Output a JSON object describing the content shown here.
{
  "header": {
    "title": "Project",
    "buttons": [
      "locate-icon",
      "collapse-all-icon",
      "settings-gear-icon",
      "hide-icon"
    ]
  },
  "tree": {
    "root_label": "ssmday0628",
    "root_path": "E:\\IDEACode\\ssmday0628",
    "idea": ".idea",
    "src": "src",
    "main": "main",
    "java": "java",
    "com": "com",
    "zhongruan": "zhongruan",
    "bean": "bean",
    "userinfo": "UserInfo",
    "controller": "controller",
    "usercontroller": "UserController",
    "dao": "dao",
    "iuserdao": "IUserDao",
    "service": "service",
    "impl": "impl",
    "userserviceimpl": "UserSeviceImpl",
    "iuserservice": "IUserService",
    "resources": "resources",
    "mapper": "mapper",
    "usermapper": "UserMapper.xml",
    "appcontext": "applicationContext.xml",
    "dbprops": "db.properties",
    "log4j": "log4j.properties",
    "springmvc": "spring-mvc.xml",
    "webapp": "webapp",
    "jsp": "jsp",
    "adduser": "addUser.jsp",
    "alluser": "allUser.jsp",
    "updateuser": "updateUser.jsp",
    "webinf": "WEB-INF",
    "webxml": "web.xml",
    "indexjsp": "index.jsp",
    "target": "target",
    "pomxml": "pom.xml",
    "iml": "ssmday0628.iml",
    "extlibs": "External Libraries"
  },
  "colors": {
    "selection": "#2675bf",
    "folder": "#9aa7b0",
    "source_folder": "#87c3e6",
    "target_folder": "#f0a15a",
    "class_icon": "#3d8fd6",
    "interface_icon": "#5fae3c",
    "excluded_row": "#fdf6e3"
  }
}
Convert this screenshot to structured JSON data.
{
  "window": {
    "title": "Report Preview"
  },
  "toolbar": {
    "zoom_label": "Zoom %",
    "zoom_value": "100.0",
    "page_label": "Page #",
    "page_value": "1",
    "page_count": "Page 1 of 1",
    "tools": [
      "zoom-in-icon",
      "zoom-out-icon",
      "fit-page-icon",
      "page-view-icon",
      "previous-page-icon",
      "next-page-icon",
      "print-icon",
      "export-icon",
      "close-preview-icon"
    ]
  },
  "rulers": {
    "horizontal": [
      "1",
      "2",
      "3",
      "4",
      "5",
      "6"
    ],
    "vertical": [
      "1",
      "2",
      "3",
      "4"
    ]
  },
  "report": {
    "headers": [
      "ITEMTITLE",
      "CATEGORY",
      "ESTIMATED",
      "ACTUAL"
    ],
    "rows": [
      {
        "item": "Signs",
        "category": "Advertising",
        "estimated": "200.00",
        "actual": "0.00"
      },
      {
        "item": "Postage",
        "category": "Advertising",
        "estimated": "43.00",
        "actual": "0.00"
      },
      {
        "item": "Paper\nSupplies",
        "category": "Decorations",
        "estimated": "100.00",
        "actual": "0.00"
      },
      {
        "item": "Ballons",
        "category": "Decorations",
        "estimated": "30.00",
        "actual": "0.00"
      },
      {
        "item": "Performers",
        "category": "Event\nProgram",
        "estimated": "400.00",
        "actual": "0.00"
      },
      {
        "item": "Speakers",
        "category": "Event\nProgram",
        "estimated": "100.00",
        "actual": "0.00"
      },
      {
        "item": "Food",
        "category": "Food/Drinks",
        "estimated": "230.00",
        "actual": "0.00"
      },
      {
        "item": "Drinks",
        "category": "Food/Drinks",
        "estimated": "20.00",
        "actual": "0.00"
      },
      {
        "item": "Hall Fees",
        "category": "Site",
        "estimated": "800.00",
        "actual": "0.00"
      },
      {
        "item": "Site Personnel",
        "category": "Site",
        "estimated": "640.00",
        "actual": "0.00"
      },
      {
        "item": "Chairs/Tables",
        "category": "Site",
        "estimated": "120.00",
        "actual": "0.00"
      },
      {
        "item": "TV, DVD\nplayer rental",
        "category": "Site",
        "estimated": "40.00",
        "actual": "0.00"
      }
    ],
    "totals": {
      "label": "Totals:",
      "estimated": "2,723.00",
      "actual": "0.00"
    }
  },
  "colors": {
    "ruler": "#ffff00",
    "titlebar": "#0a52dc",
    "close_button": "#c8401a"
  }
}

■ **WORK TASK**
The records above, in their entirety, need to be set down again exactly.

■ **RESPONSE**
Output a JSON object describing the content shown here.
{
  "header": {
    "title": "Project",
    "buttons": [
      "locate-icon",
      "collapse-all-icon",
      "settings-gear-icon",
      "hide-icon"
    ]
  },
  "tree": {
    "root_label": "ssmday0628",
    "root_path": "E:\\IDEACode\\ssmday0628",
    "idea": ".idea",
    "src": "src",
    "main": "main",
    "java": "java",
    "com": "com",
    "zhongruan": "zhongruan",
    "bean": "bean",
    "userinfo": "UserInfo",
    "controller": "controller",
    "usercontroller": "UserController",
    "dao": "dao",
    "iuserdao": "IUserDao",
    "service": "service",
    "impl": "impl",
    "userserviceimpl": "UserSeviceImpl",
    "iuserservice": "IUserService",
    "resources": "resources",
    "mapper": "mapper",
    "usermapper": "UserMapper.xml",
    "appcontext": "applicationContext.xml",
    "dbprops": "db.properties",
    "log4j": "log4j.properties",
    "springmvc": "spring-mvc.xml",
    "webapp": "webapp",
    "jsp": "jsp",
    "adduser": "addUser.jsp",
    "alluser": "allUser.jsp",
    "updateuser": "updateUser.jsp",
    "webinf": "WEB-INF",
    "webxml": "web.xml",
    "indexjsp": "index.jsp",
    "target": "target",
    "pomxml": "pom.xml",
    "iml": "ssmday0628.iml",
    "extlibs": "External Libraries"
  },
  "colors": {
    "selection": "#2675bf",
    "folder": "#9aa7b0",
    "source_folder": "#87c3e6",
    "target_folder": "#f0a15a",
    "class_icon": "#3d8fd6",
    "interface_icon": "#5fae3c",
    "excluded_row": "#fdf6e3"
  }
}
Convert this screenshot to structured JSON data.
{
  "window": {
    "title": "Report Preview"
  },
  "toolbar": {
    "zoom_label": "Zoom %",
    "zoom_value": "100.0",
    "page_label": "Page #",
    "page_value": "1",
    "page_count": "Page 1 of 1",
    "tools": [
      "zoom-in-icon",
      "zoom-out-icon",
      "fit-page-icon",
      "page-view-icon",
      "previous-page-icon",
      "next-page-icon",
      "print-icon",
      "export-icon",
      "close-preview-icon"
    ]
  },
  "rulers": {
    "horizontal": [
      "1",
      "2",
      "3",
      "4",
      "5",
      "6"
    ],
    "vertical": [
      "1",
      "2",
      "3",
      "4"
    ]
  },
  "report": {
    "headers": [
      "ITEMTITLE",
      "CATEGORY",
      "ESTIMATED",
      "ACTUAL"
    ],
    "rows": [
      {
        "item": "Signs",
        "category": "Advertising",
        "estimated": "200.00",
        "actual": "0.00"
      },
      {
        "item": "Postage",
        "category": "Advertising",
        "estimated": "43.00",
        "actual": "0.00"
      },
      {
        "item": "Paper\nSupplies",
        "category": "Decorations",
        "estimated": "100.00",
        "actual": "0.00"
      },
      {
        "item": "Ballons",
        "category": "Decorations",
        "estimated": "30.00",
        "actual": "0.00"
      },
      {
        "item": "Performers",
        "category": "Event\nProgram",
        "estimated": "400.00",
        "actual": "0.00"
      },
      {
        "item": "Speakers",
        "category": "Event\nProgram",
        "estimated": "100.00",
        "actual": "0.00"
      },
      {
        "item": "Food",
        "category": "Food/Drinks",
        "estimated": "230.00",
        "actual": "0.00"
      },
      {
        "item": "Drinks",
        "category": "Food/Drinks",
        "estimated": "20.00",
        "actual": "0.00"
      },
      {
        "item": "Hall Fees",
        "category": "Site",
        "estimated": "800.00",
        "actual": "0.00"
      },
      {
        "item": "Site Personnel",
        "category": "Site",
        "estimated": "640.00",
        "actual": "0.00"
      },
      {
        "item": "Chairs/Tables",
        "category": "Site",
        "estimated": "120.00",
        "actual": "0.00"
      },
      {
        "item": "TV, DVD\nplayer rental",
        "category": "Site",
        "estimated": "40.00",
        "actual": "0.00"
      }
    ],
    "totals": {
      "label": "Totals:",
      "estimated": "2,723.00",
      "actual": "0.00"
    }
  },
  "colors": {
    "ruler": "#ffff00",
    "titlebar": "#0a52dc",
    "close_button": "#c8401a"
  }
}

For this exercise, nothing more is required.